In the run-up to the 2010 anniversary of Tienanmen, there was a dramatic increase of the number of users ‘cheeking-in’ to the central Beijing square–a fact which has garnered the attention of the Chinese government.  As such, Foursquare apparently has been blocked throughout all of the People’s Republic of China.

The aforementioned development is interesting on a number of levels.  Firstly, when the Foursquare service was created by Dennis Crowley and Naveen Selvadurai, they undoubtedly never could have anticipated its use as part of a political or social protest.  Nor could they ever likely have anticipated its blockage by censors as an unsanctioned form of location-based virtual protest.

Secondly, the blockage of Foursquare’s site in China says something dramatic about virtual locations: notably, that they matter.  While Foursquare was mostly perceived as a game by many up until this point, the service just entered the “big leagues” based upon its use by activists attempting to commemorate the Tienanmen incident.  We see more clearly now that not only does an individual’s physical location matter, but so too does the projected location on one’s virtual self.

While location-based services are in their infancy today, they will undoubtedly grow rapidly in the very near future, particularly given trends in GPS, mobile phone geo-location and RFID tagging.  Moreover, as computing power increases, so too will the verisimilitude of virtual reality.  Better computing, better graphics and better location awareness means that increasingly avatars and other virtual beings will “gather” in ways previously unimagined.  Not only will virtual protests increase in number, but so too will other virtual crimes with a location-based component such as virtual riots, “avatar trespass” and “avatar stalking.”  Court restraining orders prohibiting one individual from coming within 100 meters of another, may someday apply to the declared or recorded location of one’s avatar as well.   In MMORPG’s and virtual worlds, such as Second Life, numerous incidents of virtual riot have already occurred and several political protests have turned violent, albeit it virtually violent.

The China case below clearly demonstrates that virtual presence matters.  In the future, virtual locations will undoubtedly become even more  important.  As such, so too will the concomitant legal, political and criminal consequences associated with life in virtual spaces.

Foursquare Blocked in China

by Claudine Beaumont, Technology Editor
The Telegraph

June 4, 2010

According to some sources, the Chinese authorities appear to have blocked access to the Foursquare service in mainland China.
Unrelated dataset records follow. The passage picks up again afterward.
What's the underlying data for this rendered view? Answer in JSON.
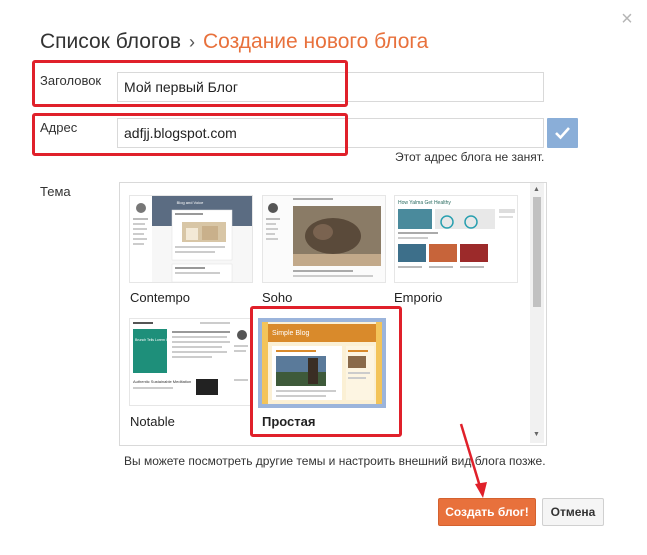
{
  "dialog": {
    "breadcrumb_parent": "Список блогов",
    "breadcrumb_separator": "›",
    "breadcrumb_current": "Создание нового блога",
    "close_icon": "close-icon"
  },
  "form": {
    "title_label": "Заголовок",
    "title_value": "Мой первый Блог",
    "address_label": "Адрес",
    "address_value": "adfjj.blogspot.com",
    "address_status": "Этот адрес блога не занят.",
    "theme_label": "Тема"
  },
  "themes": [
    {
      "name": "Contempo",
      "selected": false
    },
    {
      "name": "Soho",
      "selected": false
    },
    {
      "name": "Emporio",
      "selected": false
    },
    {
      "name": "Notable",
      "selected": false
    },
    {
      "name": "Простая",
      "selected": true
    }
  ],
  "thumb_text": {
    "contempo_header": "Blog and Voice",
    "emporio_header": "How Yalma Get Healthy",
    "notable_title": "Brunch Tells Lorem Ipsum Wonderful Moments",
    "notable_sub": "Authentic Sustainable Meditation",
    "simple_header": "Simple Blog"
  },
  "footer": {
    "hint": "Вы можете посмотреть другие темы и настроить внешний вид блога позже.",
    "create_label": "Создать блог!",
    "cancel_label": "Отмена"
  },
  "colors": {
    "accent": "#e8713c",
    "highlight": "#e0202a",
    "check_button": "#8aaed8"
  }
}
The reasons for the censorship of the geolocation service remain unclear, but some have speculated that it could be linked to the 21st anniversary of the Tiananmen Square massacre. The Chinese government is notorious for stifling discussion about the event, and already blocks internet searches that contain those key terms.

It appears that some Foursquare users have been “checking in” to Tiananmen Square in a show of solidarity with Chinese dissidents, and to commemorate those who died in the massacre. The current “mayor” of Tiananmen Square is a Foursquare user called Chommy.

According to Techblog86, a website that covers technology news in China, there has been a dramatic increase in the number of people using the Foursquare service to ‘visit’ Tiananmen Square. The blog has a screenshot of a user’s Foursquare app on the iPhone, which shows hundreds of people checking in at the site of the massacre.